However, the Keplers had an additional 10 percent of income that could still be offset by charitable contributions. Their advisor suggested they take a portion of the income tax savings that they had just realized from the business-interest gift and make an additional cash gift that would be sufficient to use their remaining 10 percent deduction capacity. So Bill and Katrina made an additional cash gift of $100,000 from the $136,800 of tax savings. The additional cash gift also provided a charitable deduction, saving $45,600 more in taxes and taking their total giving to the maximum deductible amount, 50 percent of income.
The giving strategy described above had no adverse impact on Bill and Katrina’s lifestyle or on the capitalization and cash flow needs of their business. In fact, their cash flow actually increased due to the tax savings they realized. Despite the fact that the Keplers gave $100,000 of the tax savings to charity, at the end of the day they still had $82,400 of additional cash flow from making these gifts – $36,800 after $100,000 of the initial tax savings from the business gift was made in the form of cash, plus $45,600 in tax savings from the subsequent cash gift.
Combining a vacation and mission
Most of the $82,400 of increased cash flow was reinvested in their business. However, they did use a portion of it to fund a two-week combined vacation and mission trip to Africa that had an unexpected, transformational impact on their lives. In addition to experiencing the beautiful sights and sounds of Africa, including an unforgettable safari, they had a unique opportunity to meet their ”adopted“ daughter, 9-year-old Christina, whom they’ve supported for years through a child-sponsorship program with an international charity that combats child poverty. The Keplers’ trip marked the first time in more than 12 years that Bill had taken a full two-week reprieve from the demands of running a successful business.
Bill and Katrina are planning to continue this pattern of giving each year. Another benefit of this strategy is that their wealth, as represented by their business, will actually increase over time. That’s despite giving additional gifts in their business. Because their business is growing at double digits each year, and because they are gifting an interest in their business of only 3 percent each year, the value of their retained ownership continues to increase. At the same time, the Kepler’s charitable giving has increased dramatically, to 50 percent from 10 percent of their income.
The Keplers’ greatest joy comes from witnessing the lives that are touched and transformed by the charities with which they partner. The business-interest giving strategy they’ve implemented has enabled them literally to double their support for their charitable endeavors. That’s because their current cash giving has correspondingly doubled as a result of giving a portion of the tax savings generated from their business-interest gift.
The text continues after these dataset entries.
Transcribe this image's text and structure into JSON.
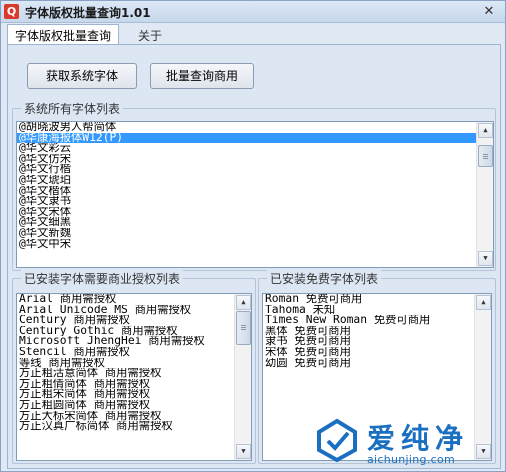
{
  "window": {
    "title": "字体版权批量查询1.01",
    "app_icon": "magnifier-icon",
    "close_glyph": "✕"
  },
  "tabs": [
    {
      "label": "字体版权批量查询",
      "active": true
    },
    {
      "label": "关于",
      "active": false
    }
  ],
  "buttons": {
    "get_fonts": "获取系统字体",
    "batch_query": "批量查询商用"
  },
  "system_fonts": {
    "title": "系统所有字体列表",
    "items": [
      "@胡晓波男人帮简体",
      "@华康海报体W12(P)",
      "@华文彩云",
      "@华文仿宋",
      "@华文行楷",
      "@华文琥珀",
      "@华文楷体",
      "@华文隶书",
      "@华文宋体",
      "@华文细黑",
      "@华文新魏",
      "@华文中宋"
    ],
    "selected_index": 1
  },
  "licensed_fonts": {
    "title": "已安装字体需要商业授权列表",
    "items": [
      "Arial 商用需授权",
      "Arial Unicode MS 商用需授权",
      "Century 商用需授权",
      "Century Gothic 商用需授权",
      "Microsoft JhengHei 商用需授权",
      "Stencil 商用需授权",
      "等线 商用需授权",
      "方正粗活意简体 商用需授权",
      "方正粗倩简体 商用需授权",
      "方正粗宋简体 商用需授权",
      "方正粗圆简体 商用需授权",
      "方正大标宋简体 商用需授权",
      "方正汉真广标简体 商用需授权"
    ]
  },
  "free_fonts": {
    "title": "已安装免费字体列表",
    "items": [
      "Roman 免费可商用",
      "Tahoma 未知",
      "Times New Roman 免费可商用",
      "黑体 免费可商用",
      "隶书 免费可商用",
      "宋体 免费可商用",
      "幼圆 免费可商用"
    ]
  },
  "watermark": {
    "brand": "爱纯净",
    "url": "aichunjing.com",
    "color": "#1a6fc0"
  },
  "colors": {
    "selection": "#3399ff",
    "window_bg": "#dfe8f3"
  }
}
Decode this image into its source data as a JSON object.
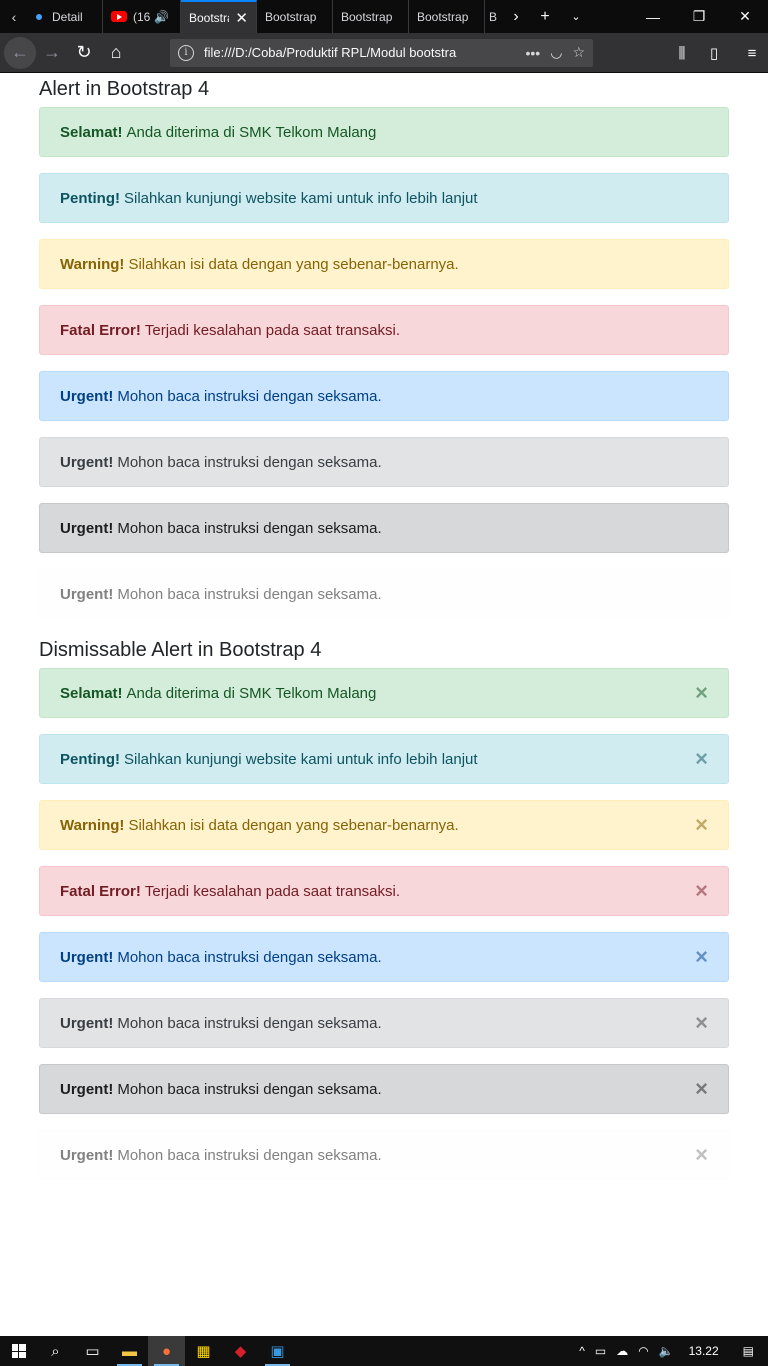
{
  "browser": {
    "tabs": [
      {
        "label": "Detail",
        "active": false
      },
      {
        "label": "(16",
        "active": false
      },
      {
        "label": "Bootstra",
        "active": true
      },
      {
        "label": "Bootstrap",
        "active": false
      },
      {
        "label": "Bootstrap",
        "active": false
      },
      {
        "label": "Bootstrap",
        "active": false
      },
      {
        "label": "B",
        "active": false
      }
    ],
    "url": "file:///D:/Coba/Produktif RPL/Modul bootstra"
  },
  "page": {
    "section1_title": "Alert in Bootstrap 4",
    "section2_title": "Dismissable Alert in Bootstrap 4",
    "alerts": [
      {
        "variant": "success",
        "strong": "Selamat!",
        "text": "Anda diterima di SMK Telkom Malang"
      },
      {
        "variant": "info",
        "strong": "Penting!",
        "text": "Silahkan kunjungi website kami untuk info lebih lanjut"
      },
      {
        "variant": "warning",
        "strong": "Warning!",
        "text": "Silahkan isi data dengan yang sebenar-benarnya."
      },
      {
        "variant": "danger",
        "strong": "Fatal Error!",
        "text": "Terjadi kesalahan pada saat transaksi."
      },
      {
        "variant": "primary",
        "strong": "Urgent!",
        "text": "Mohon baca instruksi dengan seksama."
      },
      {
        "variant": "secondary",
        "strong": "Urgent!",
        "text": "Mohon baca instruksi dengan seksama."
      },
      {
        "variant": "dark",
        "strong": "Urgent!",
        "text": "Mohon baca instruksi dengan seksama."
      },
      {
        "variant": "light",
        "strong": "Urgent!",
        "text": "Mohon baca instruksi dengan seksama."
      }
    ],
    "close_glyph": "×"
  },
  "taskbar": {
    "clock": "13.22"
  }
}
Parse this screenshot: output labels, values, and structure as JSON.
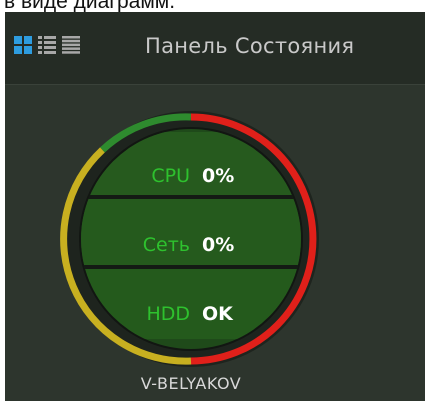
{
  "caption": {
    "text": "в виде диаграмм."
  },
  "toolbar": {
    "icons": [
      "grid-view-icon",
      "list-view-icon",
      "detailed-list-view-icon"
    ],
    "title": "Панель Состояния"
  },
  "device": {
    "name": "V-BELYAKOV",
    "metrics": [
      {
        "label": "CPU",
        "value": "0%"
      },
      {
        "label": "Сеть",
        "value": "0%"
      },
      {
        "label": "HDD",
        "value": "OK"
      }
    ],
    "ring_segments": [
      {
        "status": "ok",
        "color": "#2e8b2e"
      },
      {
        "status": "error",
        "color": "#e0201a"
      },
      {
        "status": "warning",
        "color": "#c8b020"
      }
    ]
  },
  "colors": {
    "panel_bg": "#2b332b",
    "metric_label": "#2ec12e",
    "metric_value": "#ffffff",
    "icon_active": "#2e9de0",
    "icon_inactive": "#a8a8a8"
  }
}
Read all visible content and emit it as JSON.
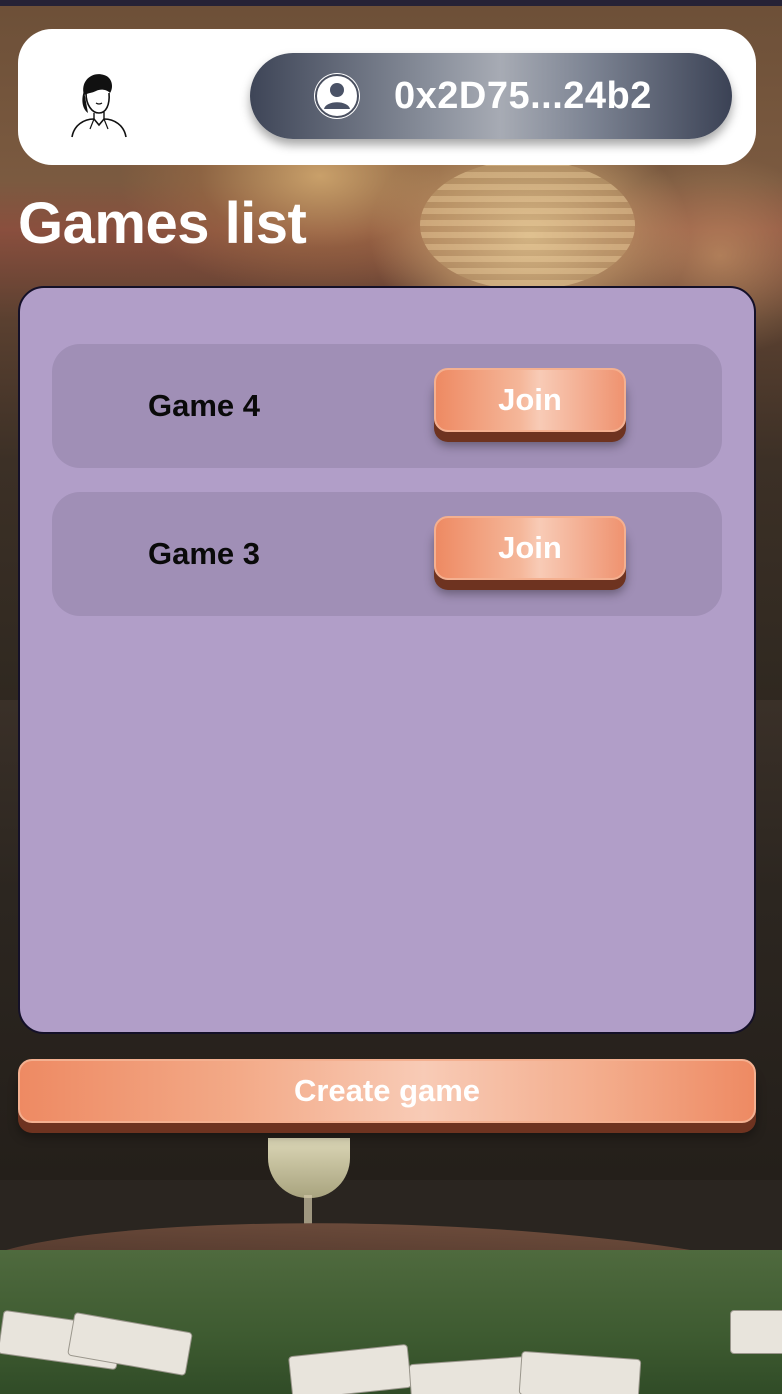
{
  "header": {
    "wallet_address": "0x2D75...24b2"
  },
  "page_title": "Games list",
  "games": [
    {
      "name": "Game 4",
      "join_label": "Join"
    },
    {
      "name": "Game 3",
      "join_label": "Join"
    }
  ],
  "create_game_label": "Create game",
  "icons": {
    "avatar": "user-portrait-icon",
    "wallet": "account-circle-icon"
  },
  "colors": {
    "accent": "#ee8a63",
    "panel": "#b19ec8",
    "row": "#a08fb6",
    "wallet_button": "#3e4557"
  }
}
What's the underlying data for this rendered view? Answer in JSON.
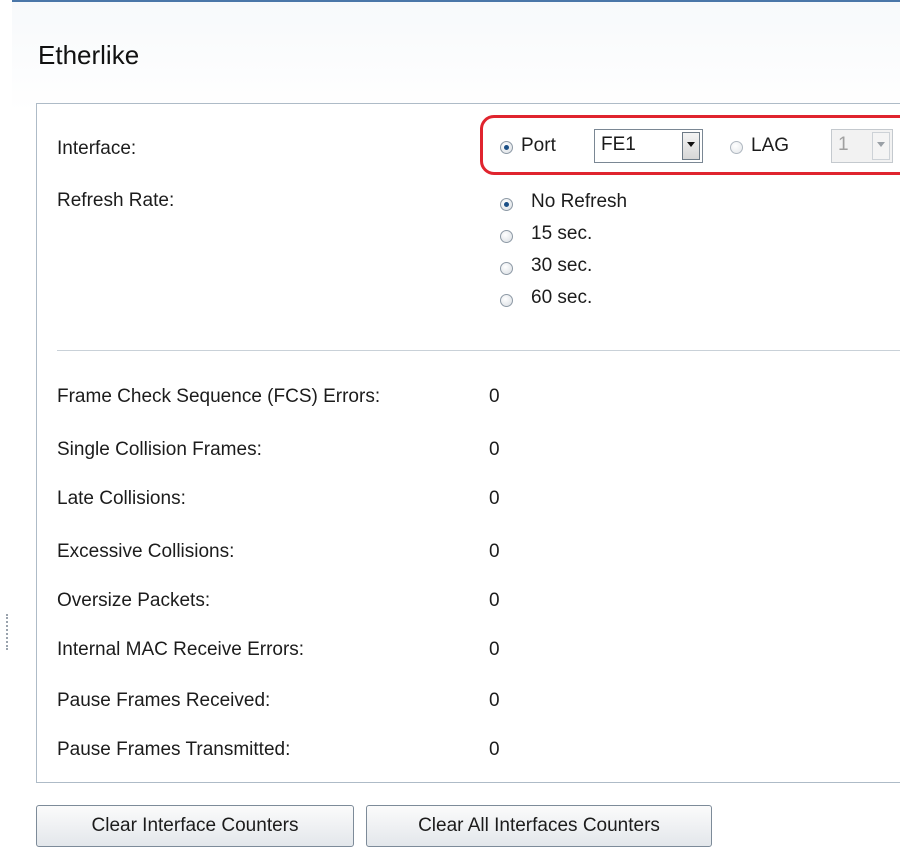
{
  "page": {
    "title": "Etherlike"
  },
  "interface": {
    "label": "Interface:",
    "port_option": "Port",
    "port_selected": "FE1",
    "lag_option": "LAG",
    "lag_selected": "1",
    "selected": "Port"
  },
  "refresh_rate": {
    "label": "Refresh Rate:",
    "options": [
      "No Refresh",
      "15 sec.",
      "30 sec.",
      "60 sec."
    ],
    "selected": "No Refresh"
  },
  "counters": [
    {
      "label": "Frame Check Sequence (FCS) Errors:",
      "value": "0"
    },
    {
      "label": "Single Collision Frames:",
      "value": "0"
    },
    {
      "label": "Late Collisions:",
      "value": "0"
    },
    {
      "label": "Excessive Collisions:",
      "value": "0"
    },
    {
      "label": "Oversize Packets:",
      "value": "0"
    },
    {
      "label": "Internal MAC Receive Errors:",
      "value": "0"
    },
    {
      "label": "Pause Frames Received:",
      "value": "0"
    },
    {
      "label": "Pause Frames Transmitted:",
      "value": "0"
    }
  ],
  "buttons": {
    "clear_interface": "Clear Interface Counters",
    "clear_all": "Clear All Interfaces Counters"
  },
  "colors": {
    "highlight": "#e0242e",
    "accent": "#1b4f86"
  }
}
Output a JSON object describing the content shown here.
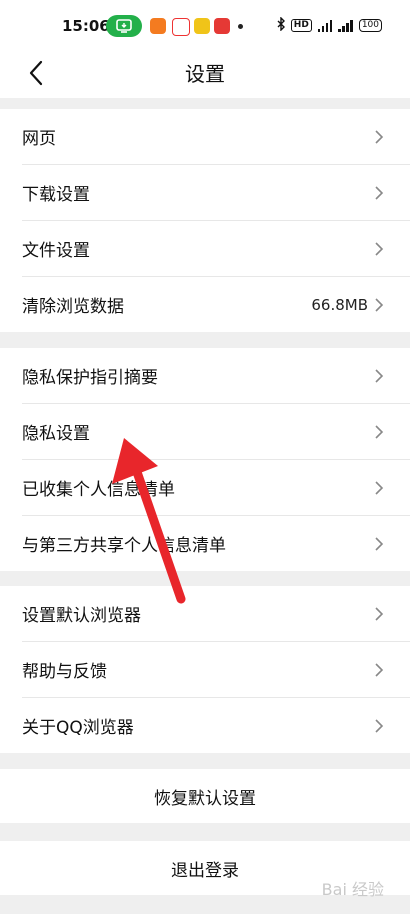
{
  "statusbar": {
    "time": "15:06",
    "hd_label": "HD",
    "battery": "100"
  },
  "header": {
    "title": "设置"
  },
  "groups": [
    {
      "items": [
        {
          "label": "网页"
        },
        {
          "label": "下载设置"
        },
        {
          "label": "文件设置"
        },
        {
          "label": "清除浏览数据",
          "value": "66.8MB"
        }
      ]
    },
    {
      "items": [
        {
          "label": "隐私保护指引摘要"
        },
        {
          "label": "隐私设置"
        },
        {
          "label": "已收集个人信息清单"
        },
        {
          "label": "与第三方共享个人信息清单"
        }
      ]
    },
    {
      "items": [
        {
          "label": "设置默认浏览器"
        },
        {
          "label": "帮助与反馈"
        },
        {
          "label": "关于QQ浏览器"
        }
      ]
    }
  ],
  "actions": {
    "restore_defaults": "恢复默认设置",
    "logout": "退出登录"
  },
  "watermark": "Bai 经验",
  "colors": {
    "arrow": "#e8262b",
    "status_pill": "#23b04a",
    "background": "#efefef"
  }
}
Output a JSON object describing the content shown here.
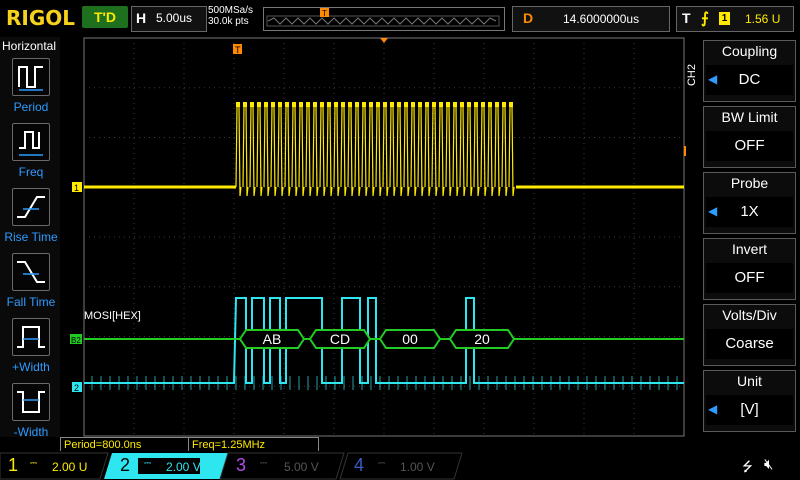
{
  "brand": "RIGOL",
  "run_state": "T'D",
  "horizontal": {
    "label": "H",
    "timebase": "5.00us",
    "sample_rate": "500MSa/s",
    "points": "30.0k pts"
  },
  "delay": {
    "label": "D",
    "value": "14.6000000us"
  },
  "trigger": {
    "label": "T",
    "source": "1",
    "level": "1.56 U"
  },
  "left_menu": {
    "title": "Horizontal",
    "items": [
      "Period",
      "Freq",
      "Rise Time",
      "Fall Time",
      "+Width",
      "-Width"
    ]
  },
  "right_menu": {
    "channel": "CH2",
    "items": [
      {
        "title": "Coupling",
        "value": "DC"
      },
      {
        "title": "BW Limit",
        "value": "OFF"
      },
      {
        "title": "Probe",
        "value": "1X"
      },
      {
        "title": "Invert",
        "value": "OFF"
      },
      {
        "title": "Volts/Div",
        "value": "Coarse"
      },
      {
        "title": "Unit",
        "value": "[V]"
      }
    ]
  },
  "decode": {
    "label": "MOSI[HEX]",
    "bytes": [
      "AB",
      "CD",
      "00",
      "20"
    ]
  },
  "markers": {
    "ch1": "1",
    "ch2": "2",
    "bus": "B2",
    "trig": "T"
  },
  "measurements": {
    "period": "Period=800.0ns",
    "freq": "Freq=1.25MHz"
  },
  "channels": [
    {
      "num": "1",
      "scale": "2.00 U",
      "color": "#ffea00"
    },
    {
      "num": "2",
      "scale": "2.00 V",
      "color": "#2ee6f0"
    },
    {
      "num": "3",
      "scale": "5.00 V",
      "color": "#b04ee6"
    },
    {
      "num": "4",
      "scale": "1.00 V",
      "color": "#3a5cc7"
    }
  ],
  "colors": {
    "ch1": "#ffea00",
    "ch2": "#2ee6f0",
    "decode": "#22cc22",
    "trigger": "#ff8a00"
  }
}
The Keplers are also excited about the fact that at some point in the future, when their business is sold or liquidated, very significant additional assets will be available to support the charities they care about. This is a result they had never imagined possible until a creative advisor shared with them how their business could be a powerful engine for greater impact and generosity.
* We’ve changed the names and a few details in the story, so we could share more of the financial details with you.
Photo: Ruchindra Gunasekara, Unsplash
Copyright © 2020 by Michael King. Used with permission.